BEGIN
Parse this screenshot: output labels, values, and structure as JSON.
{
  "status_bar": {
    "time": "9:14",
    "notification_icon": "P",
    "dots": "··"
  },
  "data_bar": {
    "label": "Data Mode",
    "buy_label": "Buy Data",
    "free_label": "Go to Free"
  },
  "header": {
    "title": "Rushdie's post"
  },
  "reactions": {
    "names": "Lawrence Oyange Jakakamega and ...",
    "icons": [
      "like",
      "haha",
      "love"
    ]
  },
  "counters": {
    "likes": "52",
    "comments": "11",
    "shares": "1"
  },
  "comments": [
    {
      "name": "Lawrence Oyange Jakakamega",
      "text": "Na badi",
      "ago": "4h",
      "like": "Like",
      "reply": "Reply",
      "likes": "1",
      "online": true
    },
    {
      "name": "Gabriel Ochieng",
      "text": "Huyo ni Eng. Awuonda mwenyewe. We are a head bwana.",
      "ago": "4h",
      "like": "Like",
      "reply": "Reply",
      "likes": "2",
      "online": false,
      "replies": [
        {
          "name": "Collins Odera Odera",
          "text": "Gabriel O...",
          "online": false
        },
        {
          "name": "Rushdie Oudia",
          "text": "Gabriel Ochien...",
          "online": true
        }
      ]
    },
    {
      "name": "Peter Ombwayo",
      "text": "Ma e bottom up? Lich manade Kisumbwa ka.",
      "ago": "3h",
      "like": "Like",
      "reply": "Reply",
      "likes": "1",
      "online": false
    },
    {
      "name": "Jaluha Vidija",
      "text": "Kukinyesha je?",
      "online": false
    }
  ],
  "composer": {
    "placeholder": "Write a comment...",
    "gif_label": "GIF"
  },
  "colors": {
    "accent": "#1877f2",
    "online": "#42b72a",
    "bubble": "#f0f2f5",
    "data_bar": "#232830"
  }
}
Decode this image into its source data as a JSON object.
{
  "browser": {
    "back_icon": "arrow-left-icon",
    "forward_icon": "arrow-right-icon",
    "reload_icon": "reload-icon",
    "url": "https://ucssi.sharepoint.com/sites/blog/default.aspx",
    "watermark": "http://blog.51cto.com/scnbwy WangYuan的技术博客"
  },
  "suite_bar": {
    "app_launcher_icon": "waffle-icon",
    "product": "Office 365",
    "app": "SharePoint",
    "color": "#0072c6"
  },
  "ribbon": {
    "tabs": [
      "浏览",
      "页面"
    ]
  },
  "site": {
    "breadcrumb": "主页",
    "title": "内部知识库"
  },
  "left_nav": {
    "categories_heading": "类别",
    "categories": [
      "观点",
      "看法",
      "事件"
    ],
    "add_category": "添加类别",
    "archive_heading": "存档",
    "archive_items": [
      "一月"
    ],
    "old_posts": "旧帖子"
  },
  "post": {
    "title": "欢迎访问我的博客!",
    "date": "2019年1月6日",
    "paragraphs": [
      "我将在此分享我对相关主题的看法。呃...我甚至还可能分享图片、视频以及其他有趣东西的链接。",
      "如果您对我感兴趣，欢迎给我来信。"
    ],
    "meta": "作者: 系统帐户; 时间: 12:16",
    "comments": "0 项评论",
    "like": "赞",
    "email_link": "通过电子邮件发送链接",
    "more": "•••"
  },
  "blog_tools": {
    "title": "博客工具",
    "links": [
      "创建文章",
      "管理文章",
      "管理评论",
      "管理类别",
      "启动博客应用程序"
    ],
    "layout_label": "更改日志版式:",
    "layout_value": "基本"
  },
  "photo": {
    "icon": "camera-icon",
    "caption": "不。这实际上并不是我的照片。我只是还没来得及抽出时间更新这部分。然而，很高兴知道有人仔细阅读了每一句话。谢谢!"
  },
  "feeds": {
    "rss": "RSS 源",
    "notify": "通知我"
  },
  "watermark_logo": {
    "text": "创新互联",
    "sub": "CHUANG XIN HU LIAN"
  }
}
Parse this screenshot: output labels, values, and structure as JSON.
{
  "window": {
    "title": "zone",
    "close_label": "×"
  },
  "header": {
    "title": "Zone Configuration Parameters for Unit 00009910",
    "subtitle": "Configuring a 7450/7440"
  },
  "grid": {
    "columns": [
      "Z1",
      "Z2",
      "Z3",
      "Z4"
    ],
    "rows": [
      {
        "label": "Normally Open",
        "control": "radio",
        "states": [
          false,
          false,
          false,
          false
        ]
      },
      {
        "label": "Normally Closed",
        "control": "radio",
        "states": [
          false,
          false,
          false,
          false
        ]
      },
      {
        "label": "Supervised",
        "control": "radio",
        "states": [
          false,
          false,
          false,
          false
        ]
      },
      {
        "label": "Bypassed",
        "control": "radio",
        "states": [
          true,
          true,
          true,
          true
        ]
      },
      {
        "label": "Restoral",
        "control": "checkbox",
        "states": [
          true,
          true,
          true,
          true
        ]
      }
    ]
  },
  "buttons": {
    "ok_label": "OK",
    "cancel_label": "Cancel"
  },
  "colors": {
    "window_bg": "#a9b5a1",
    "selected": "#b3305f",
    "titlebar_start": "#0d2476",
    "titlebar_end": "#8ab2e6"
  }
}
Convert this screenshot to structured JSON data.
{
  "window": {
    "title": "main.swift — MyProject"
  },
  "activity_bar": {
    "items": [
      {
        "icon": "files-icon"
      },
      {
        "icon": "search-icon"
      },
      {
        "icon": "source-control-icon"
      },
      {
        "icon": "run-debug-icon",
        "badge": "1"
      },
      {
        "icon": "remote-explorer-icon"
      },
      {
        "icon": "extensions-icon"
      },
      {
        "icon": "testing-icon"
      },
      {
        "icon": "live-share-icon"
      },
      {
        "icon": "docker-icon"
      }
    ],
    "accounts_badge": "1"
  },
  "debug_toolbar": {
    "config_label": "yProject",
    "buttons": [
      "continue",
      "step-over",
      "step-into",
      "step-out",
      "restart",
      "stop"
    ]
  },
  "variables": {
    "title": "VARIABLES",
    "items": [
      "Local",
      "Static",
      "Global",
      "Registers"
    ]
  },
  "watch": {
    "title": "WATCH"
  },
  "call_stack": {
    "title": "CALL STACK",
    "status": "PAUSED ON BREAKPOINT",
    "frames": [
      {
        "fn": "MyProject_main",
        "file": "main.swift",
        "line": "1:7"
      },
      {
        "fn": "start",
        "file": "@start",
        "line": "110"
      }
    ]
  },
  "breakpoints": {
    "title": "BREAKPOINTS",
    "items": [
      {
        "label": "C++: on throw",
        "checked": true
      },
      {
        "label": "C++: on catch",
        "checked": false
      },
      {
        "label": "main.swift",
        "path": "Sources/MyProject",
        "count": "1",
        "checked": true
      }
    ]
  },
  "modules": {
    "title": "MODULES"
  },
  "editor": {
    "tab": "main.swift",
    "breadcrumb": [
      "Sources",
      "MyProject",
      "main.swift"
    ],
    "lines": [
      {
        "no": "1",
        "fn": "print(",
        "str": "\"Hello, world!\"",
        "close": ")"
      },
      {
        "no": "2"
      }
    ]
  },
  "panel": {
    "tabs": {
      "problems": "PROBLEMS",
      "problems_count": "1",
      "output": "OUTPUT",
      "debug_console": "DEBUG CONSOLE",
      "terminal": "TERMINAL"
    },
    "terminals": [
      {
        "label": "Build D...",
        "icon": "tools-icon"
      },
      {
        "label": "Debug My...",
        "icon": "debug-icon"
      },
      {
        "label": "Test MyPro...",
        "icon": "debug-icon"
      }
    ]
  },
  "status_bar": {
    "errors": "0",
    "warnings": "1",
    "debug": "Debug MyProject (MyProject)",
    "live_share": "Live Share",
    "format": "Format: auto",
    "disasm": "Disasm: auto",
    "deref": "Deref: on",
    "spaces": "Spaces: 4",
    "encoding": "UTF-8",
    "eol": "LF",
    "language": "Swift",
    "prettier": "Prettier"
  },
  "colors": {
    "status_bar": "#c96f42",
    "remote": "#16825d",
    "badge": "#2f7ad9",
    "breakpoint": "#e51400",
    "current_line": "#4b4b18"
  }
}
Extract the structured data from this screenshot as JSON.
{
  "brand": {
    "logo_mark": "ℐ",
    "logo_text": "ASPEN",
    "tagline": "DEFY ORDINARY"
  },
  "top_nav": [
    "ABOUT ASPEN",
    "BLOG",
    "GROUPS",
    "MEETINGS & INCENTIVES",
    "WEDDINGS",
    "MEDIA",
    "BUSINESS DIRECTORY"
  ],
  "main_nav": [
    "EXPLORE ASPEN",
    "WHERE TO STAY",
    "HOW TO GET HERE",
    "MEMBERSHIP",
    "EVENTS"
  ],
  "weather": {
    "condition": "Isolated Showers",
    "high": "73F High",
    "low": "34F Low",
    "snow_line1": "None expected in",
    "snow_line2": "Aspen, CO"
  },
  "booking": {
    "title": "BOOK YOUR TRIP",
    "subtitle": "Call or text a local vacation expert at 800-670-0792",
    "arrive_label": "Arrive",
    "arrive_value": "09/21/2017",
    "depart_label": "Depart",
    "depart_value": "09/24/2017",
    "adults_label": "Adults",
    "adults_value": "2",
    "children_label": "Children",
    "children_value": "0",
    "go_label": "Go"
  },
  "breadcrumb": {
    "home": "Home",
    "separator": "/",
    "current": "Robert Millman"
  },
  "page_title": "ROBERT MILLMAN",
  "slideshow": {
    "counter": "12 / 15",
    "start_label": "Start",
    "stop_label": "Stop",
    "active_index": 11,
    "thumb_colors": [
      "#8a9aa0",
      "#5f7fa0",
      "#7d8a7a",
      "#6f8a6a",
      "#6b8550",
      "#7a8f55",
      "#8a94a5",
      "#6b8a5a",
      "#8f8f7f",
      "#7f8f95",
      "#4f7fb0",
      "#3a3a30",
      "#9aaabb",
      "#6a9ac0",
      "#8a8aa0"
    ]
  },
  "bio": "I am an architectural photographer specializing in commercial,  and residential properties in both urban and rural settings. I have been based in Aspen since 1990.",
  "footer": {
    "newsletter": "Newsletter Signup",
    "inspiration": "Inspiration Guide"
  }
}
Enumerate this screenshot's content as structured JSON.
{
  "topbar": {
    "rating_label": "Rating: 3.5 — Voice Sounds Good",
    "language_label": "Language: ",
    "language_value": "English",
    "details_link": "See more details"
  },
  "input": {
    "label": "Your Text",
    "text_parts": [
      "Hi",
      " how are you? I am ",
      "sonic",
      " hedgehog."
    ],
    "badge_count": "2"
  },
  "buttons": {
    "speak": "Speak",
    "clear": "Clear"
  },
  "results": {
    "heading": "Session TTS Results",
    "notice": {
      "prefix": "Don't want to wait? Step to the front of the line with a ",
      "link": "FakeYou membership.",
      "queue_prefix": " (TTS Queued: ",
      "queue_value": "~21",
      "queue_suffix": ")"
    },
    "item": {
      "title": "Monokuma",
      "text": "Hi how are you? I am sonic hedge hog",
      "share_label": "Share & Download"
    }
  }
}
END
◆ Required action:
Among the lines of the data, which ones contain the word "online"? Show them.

◆ Response:
      "online": true
      "online": false,
          "online": false
          "online": true
      "online": false
      "online": false
    "online": "#42b72a",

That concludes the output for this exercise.